The Court is mindful that a lawyer’s conviction of a crime involving moral turpitude does not automatically call for the imposition of the supreme penalty of disbarment since it may, in its discretion, choose to impose the less severe penalty of suspension. As held, “the determination of whether an attorney should be disbarred or merely suspended for a period involves the exercise of sound judicial discretion.”5 Here, however, the circumstances surrounding the case constrain the Court to impose the penalty of disbarment as recommended by the OBC.
It must be recalled that at the time of the commission of the crime, respondent was an Assistant Public Prosecutor of the City of Dagupan. His act therefore of extorting money from a party to a case handled by him does not only violate the requirement that cases must be decided based on the merits of the parties’ respective evidence but also lessens the people’s confidence in the rule of law.
Indeed respondent’s conduct in office fell short of the integrity and good moral character required of all lawyers, specially one occupying a public office. Lawyers in public office are expected not only to refrain from any act or omission which tend to lessen the trust and confidence of the citizenry in government but also uphold the dignity of the legal profession at all times and observe a high standard of honesty and fair dealing.

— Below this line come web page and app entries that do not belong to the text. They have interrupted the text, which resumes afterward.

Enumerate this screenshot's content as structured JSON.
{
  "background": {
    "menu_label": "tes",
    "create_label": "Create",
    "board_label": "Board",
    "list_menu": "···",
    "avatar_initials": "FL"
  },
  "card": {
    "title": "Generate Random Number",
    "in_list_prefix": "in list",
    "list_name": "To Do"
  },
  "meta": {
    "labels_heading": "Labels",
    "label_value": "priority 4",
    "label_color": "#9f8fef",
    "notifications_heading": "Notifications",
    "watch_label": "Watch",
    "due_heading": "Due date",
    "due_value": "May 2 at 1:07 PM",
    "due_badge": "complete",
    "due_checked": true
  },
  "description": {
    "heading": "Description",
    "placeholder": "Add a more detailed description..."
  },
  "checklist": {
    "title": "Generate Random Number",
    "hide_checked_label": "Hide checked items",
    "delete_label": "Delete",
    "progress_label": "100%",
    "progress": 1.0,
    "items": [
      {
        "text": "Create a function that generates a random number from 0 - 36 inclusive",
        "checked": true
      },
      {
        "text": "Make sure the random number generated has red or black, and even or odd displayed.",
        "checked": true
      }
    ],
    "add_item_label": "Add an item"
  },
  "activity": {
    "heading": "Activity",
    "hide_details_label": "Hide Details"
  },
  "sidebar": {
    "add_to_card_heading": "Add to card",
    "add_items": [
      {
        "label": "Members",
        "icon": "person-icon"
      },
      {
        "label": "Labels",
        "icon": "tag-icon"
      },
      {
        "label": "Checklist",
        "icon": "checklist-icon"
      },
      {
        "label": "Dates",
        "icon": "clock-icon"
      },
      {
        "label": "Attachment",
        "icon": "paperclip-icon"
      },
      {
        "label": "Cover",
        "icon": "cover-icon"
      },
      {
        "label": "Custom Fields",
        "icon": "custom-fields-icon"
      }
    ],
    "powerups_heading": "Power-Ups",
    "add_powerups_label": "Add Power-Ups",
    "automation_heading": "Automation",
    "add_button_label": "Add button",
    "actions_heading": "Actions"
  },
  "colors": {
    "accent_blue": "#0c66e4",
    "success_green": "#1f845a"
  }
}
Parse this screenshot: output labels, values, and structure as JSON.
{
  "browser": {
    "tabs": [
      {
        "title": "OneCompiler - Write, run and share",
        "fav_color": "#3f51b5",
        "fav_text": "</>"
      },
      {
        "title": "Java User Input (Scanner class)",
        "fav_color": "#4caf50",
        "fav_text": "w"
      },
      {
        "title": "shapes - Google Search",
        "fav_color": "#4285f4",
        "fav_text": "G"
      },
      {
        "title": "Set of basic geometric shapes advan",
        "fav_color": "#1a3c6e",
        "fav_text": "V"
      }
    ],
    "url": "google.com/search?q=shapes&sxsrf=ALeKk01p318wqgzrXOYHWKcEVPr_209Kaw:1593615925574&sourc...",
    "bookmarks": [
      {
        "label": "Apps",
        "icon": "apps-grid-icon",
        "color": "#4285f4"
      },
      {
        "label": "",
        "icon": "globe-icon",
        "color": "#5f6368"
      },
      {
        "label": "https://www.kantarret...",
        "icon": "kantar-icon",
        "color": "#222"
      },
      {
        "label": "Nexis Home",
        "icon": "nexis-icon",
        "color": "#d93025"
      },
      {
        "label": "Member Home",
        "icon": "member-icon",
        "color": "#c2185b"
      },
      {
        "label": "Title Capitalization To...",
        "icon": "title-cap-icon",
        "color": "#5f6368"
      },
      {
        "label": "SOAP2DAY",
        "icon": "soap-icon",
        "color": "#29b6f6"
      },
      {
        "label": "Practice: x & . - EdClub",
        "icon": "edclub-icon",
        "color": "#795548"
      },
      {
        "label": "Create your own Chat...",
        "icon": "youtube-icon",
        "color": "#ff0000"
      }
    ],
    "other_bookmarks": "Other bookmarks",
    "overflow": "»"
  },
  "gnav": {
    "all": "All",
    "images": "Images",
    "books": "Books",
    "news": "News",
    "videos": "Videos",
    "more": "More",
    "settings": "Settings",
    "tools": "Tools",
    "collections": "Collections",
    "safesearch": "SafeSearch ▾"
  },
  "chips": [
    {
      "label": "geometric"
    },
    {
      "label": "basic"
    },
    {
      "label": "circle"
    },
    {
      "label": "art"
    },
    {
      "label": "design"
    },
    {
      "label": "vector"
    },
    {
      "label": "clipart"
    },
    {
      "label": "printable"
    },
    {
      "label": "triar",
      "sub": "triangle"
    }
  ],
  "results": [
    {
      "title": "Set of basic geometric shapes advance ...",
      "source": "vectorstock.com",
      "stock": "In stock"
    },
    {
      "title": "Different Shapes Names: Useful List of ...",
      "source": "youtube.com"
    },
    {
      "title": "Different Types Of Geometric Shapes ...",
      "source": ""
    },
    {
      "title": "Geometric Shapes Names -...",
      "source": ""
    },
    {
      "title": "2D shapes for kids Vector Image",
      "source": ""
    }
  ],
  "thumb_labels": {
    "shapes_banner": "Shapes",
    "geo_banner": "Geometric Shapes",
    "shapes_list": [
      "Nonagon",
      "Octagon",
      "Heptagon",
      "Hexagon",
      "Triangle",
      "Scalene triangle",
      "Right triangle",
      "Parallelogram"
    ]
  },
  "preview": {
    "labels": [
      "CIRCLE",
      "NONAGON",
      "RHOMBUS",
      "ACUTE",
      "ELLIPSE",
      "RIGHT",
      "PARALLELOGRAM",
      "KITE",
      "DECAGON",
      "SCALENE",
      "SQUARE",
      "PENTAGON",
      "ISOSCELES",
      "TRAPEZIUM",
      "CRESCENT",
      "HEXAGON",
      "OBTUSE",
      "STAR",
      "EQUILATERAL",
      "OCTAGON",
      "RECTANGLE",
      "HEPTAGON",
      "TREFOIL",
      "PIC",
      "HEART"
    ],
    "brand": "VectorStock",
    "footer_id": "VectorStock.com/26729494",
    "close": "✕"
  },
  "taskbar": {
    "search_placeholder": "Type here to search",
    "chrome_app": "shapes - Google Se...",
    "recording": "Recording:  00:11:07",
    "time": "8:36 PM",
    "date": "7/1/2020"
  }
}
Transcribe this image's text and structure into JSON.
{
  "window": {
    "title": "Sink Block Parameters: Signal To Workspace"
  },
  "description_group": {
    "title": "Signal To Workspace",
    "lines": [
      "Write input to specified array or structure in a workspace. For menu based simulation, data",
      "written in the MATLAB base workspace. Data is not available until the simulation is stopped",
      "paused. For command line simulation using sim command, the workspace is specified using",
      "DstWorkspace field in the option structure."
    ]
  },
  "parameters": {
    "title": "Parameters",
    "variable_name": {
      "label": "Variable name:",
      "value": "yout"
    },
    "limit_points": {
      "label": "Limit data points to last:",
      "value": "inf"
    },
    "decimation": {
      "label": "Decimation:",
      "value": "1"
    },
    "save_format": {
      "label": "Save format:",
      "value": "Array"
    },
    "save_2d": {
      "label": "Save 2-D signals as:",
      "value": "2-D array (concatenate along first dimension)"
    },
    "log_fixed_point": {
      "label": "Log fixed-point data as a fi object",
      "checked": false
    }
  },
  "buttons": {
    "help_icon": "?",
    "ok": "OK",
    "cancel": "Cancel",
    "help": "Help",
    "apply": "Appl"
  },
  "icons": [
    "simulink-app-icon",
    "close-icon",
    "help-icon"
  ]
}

A government lawyer is a keeper of public faith and is burdened with a high degree of social responsibility, higher than his brethren in private practice.6
Hence, for committing a crime which does not only show his disregard of his oath as a government official but is likewise of such a nature as to negatively affect his qualification as a lawyer, respondent must be disbarred from his office as an attorney.
As a final note, it is well to state that:
The purpose of a proceeding for disbarment is to protect the administration of justice by requiring that those who exercise this important function be competent, honorable and reliable – lawyers in whom courts and [the public at large] may repose confidence. Thus, whenever a clear case of degenerate and vile behavior disturbs that vital yet fragile confidence, [the Court] shall not hesitate to rid [the] profession of odious members.7
X x x.”
1 Re: SC Decision Dated May 20, 2008 in G.R. No. 161455 Under Rule 139-B of the Rules of Court v. Atty. Rodolfo D. Pactolin, A.C. No. 7940, April 24,2012,670 SCRA 366, 371.
2 A.C. No. 7360, July 24,2012, 677 SCRA 352.
3 439 Phil. 339, 346-347 (2002).
4 Id at 361-362.
5 Figueras v. Atty. Jimenez, A.C, No. 9116, March 12, 2014.
6 Ramos v. Atty. Imbang, 557 Phil. 507, 516 (2007).
7 Ramos v. Atty. Imbang, 557 Phil. 507, 516 (2007).